§ **YOUR TASK**:
The string "coin" may appear on lines of the entries below; report how many such lines there are, and only that.

§ **DATA TO PROCESS**:
• • • •
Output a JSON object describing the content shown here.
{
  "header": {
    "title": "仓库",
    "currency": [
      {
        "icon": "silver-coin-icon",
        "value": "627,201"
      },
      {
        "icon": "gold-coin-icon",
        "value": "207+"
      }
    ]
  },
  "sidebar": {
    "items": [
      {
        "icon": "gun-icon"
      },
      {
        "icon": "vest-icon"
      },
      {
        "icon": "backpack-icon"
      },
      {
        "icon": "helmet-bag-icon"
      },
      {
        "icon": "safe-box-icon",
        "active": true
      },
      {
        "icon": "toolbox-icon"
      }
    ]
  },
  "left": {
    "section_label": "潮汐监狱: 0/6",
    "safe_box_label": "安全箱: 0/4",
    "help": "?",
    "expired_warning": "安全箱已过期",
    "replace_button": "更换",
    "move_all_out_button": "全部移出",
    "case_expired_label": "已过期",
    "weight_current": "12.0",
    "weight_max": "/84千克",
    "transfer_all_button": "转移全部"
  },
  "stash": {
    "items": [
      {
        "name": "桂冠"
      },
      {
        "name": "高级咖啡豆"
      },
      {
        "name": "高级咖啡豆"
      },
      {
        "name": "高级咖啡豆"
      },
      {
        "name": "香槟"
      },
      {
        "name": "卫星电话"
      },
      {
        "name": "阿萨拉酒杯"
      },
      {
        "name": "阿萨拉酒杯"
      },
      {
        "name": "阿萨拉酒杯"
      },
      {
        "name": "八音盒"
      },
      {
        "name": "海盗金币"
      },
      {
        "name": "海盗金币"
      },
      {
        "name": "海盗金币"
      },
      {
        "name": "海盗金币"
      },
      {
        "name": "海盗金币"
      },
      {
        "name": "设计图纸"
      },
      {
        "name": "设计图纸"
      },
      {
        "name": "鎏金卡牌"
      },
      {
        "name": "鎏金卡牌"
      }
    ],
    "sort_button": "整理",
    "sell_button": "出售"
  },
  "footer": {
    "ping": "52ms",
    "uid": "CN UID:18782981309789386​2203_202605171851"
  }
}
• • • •
§ **ANSWER SECTION**:
2